EJToday: Top Headlines
EJToday is SEJ's selection of new and outstanding stories on environmental topics in print and on the air, updated every weekday. SEJ also offers a free e-mailed digest of the day's EJToday postings, called SEJ-beat. SEJ members are subscribed automatically, but may opt out here. Non-members may subscribe here. EJToday is also available via RSS feed. Please see Editorial Guidelines for EJToday content.
"Hundreds of people took to the streets of the southwestern Chinese city of Kunming on Thursday to protest against the planned production of a chemical at a refinery, the second demonstration this month against the project."
"KIRUNA, Sweden -- Ministers from the eight Arctic states and representatives of the Arctic Indigenous Peoples Wednesday adopted a shared vision statement for the future development of the region as a 'zone of peace and stability.'"
"MEXICO CITY -- Fed up with oil spills from facilities belonging to Mexico’s state oil company Pemex, residents of two communities in the southeastern state of Tabasco are taking the country’s largest company to court in a bid for compensation for damage to the environment and agriculture."
"Ninety-seven percent of scientists say global warming is mainly man-made but a wide public belief that experts are divided is making it harder to gain support for policies to curb climate change, an international study showed on Thursday."

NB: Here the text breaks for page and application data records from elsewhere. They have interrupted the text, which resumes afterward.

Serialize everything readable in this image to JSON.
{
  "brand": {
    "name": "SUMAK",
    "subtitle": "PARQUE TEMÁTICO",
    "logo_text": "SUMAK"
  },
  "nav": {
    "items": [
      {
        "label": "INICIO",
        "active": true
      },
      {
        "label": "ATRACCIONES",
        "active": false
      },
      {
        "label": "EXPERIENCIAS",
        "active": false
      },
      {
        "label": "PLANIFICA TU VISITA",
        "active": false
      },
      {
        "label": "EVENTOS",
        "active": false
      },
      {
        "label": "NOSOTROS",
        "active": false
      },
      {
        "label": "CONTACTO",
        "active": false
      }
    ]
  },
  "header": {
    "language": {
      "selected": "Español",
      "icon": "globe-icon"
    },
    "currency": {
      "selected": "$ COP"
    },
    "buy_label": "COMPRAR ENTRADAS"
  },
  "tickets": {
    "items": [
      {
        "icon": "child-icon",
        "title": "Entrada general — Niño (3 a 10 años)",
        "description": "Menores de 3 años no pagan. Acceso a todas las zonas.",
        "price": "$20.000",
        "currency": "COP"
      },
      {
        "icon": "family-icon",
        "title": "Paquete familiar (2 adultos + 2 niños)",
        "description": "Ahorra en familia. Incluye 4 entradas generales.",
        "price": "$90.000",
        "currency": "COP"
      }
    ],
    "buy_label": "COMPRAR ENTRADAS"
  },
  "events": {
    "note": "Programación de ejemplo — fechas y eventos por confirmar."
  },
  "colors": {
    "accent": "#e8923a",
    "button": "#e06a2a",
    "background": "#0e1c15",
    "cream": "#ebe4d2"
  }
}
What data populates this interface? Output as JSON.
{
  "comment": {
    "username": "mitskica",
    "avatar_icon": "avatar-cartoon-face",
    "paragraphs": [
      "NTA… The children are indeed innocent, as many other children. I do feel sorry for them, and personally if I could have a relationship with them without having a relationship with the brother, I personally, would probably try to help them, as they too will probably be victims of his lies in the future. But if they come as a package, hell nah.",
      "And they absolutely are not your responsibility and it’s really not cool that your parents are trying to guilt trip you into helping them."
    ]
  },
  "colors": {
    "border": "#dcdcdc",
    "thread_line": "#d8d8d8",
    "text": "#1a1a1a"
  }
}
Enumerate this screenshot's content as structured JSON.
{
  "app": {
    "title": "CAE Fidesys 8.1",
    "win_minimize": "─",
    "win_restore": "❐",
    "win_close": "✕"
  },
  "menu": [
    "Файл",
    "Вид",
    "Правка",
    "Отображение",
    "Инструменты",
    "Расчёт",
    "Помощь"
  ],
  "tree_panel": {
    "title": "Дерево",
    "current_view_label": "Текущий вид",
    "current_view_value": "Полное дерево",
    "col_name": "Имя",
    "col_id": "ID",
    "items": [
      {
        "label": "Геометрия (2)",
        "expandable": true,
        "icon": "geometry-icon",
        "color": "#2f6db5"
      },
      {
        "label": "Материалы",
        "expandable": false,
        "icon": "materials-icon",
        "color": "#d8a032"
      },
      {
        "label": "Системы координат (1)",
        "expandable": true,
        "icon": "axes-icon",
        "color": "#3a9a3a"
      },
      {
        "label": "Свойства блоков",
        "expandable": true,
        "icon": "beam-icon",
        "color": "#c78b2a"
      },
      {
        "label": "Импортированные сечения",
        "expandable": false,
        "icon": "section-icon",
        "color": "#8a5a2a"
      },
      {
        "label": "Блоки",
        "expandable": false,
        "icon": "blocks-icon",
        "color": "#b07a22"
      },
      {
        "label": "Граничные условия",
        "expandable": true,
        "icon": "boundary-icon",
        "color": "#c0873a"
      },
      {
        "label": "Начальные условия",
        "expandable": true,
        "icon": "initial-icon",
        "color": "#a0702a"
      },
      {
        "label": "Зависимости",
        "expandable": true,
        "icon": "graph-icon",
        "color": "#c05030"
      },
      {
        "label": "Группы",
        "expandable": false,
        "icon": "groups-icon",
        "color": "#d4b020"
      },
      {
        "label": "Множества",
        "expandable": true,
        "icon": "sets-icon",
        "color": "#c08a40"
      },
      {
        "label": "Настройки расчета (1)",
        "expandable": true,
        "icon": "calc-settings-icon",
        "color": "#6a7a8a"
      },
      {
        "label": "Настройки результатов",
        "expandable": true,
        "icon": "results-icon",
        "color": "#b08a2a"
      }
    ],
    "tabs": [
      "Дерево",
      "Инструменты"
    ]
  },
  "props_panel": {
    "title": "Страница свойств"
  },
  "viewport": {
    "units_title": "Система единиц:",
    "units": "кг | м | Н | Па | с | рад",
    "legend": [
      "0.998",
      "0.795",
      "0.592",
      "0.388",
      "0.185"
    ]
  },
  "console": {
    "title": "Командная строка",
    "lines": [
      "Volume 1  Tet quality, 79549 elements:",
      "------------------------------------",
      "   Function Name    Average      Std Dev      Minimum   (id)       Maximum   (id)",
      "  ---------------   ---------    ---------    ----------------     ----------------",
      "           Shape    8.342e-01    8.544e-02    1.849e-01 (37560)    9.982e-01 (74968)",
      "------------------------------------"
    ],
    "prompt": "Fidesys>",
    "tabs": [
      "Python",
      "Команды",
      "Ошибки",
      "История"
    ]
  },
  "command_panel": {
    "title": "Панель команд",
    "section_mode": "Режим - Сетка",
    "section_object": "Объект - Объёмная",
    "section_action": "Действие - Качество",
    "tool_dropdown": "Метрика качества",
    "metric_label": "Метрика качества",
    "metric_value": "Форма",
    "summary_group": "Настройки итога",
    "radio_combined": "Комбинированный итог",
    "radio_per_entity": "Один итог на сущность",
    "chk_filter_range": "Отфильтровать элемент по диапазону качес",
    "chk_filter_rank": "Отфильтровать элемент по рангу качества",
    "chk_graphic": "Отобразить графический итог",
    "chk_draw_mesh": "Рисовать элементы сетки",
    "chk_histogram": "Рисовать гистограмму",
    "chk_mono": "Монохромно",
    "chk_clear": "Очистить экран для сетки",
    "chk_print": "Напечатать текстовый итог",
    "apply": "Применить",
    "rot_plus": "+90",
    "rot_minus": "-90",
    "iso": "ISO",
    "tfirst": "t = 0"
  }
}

"DHAKA, Bangladesh -- A cyclone blowing across the Indian Ocean is expected to hit Bangladesh on Thursay, threatening the lives of 8.2 million people in northeast India, Bangladesh and Myanmar (Burma). The highest storm surge and rainfall predictions are for Bangladesh’s coastal cities of Chittagong and Cox’s Bazaar."
"Experts judged on Wednesday that a reactor on Japan's west coast is located on ground at high risk of an earthquake, setting in motion a process that will likely lead to the first permanent shutdown of a nuclear plant since the 2011 Fukushima crisis."
"If U.S. EPA air chief Gina McCarthy is eventually confirmed as agency administrator, the Office of Air and Radiation will join four other agency offices that have no permanent, Senate-confirmed leaders."
"Fish and other sea life have been moving toward Earth’s poles in search of cooler waters, part of a worldwide, decades-long migration documented for the first time by a study released Wednesday."
"Frogs that were imported for pregnancy tests and set loose in California carry a deadly fungus responsible for wiping out vast numbers of amphibians worldwide, scientists have found."
"Updated federal advice on mercury levels in fish appears to have stalled within the U.S. department of health, frustrating scientists and advocacy groups who argue that exposure to mercury may be dangerous at lower levels than previously thought."
"Snow cover across the entire Rocky Mountain range has been shrinking due to warmer spring temperatures over the past 30 years, a new study finds."
"The Arctic Council agreed on Wednesday to admit emerging powers China and India as observers, reflecting growing global interest in the trade and energy potential of the planet's Far North."
"If the U.S. Environmental Protection Agency isn’t going to ensure Seattle’s Duwamish River is clean enough for needy residents to fish there for their dinner, the agency needs to ensure those people get fish some other way – even if that means supplying seafood through food banks. Or building clean urban fishing ponds. Or giving people shares in a seafood cooperative akin to a community-supported-agriculture operation."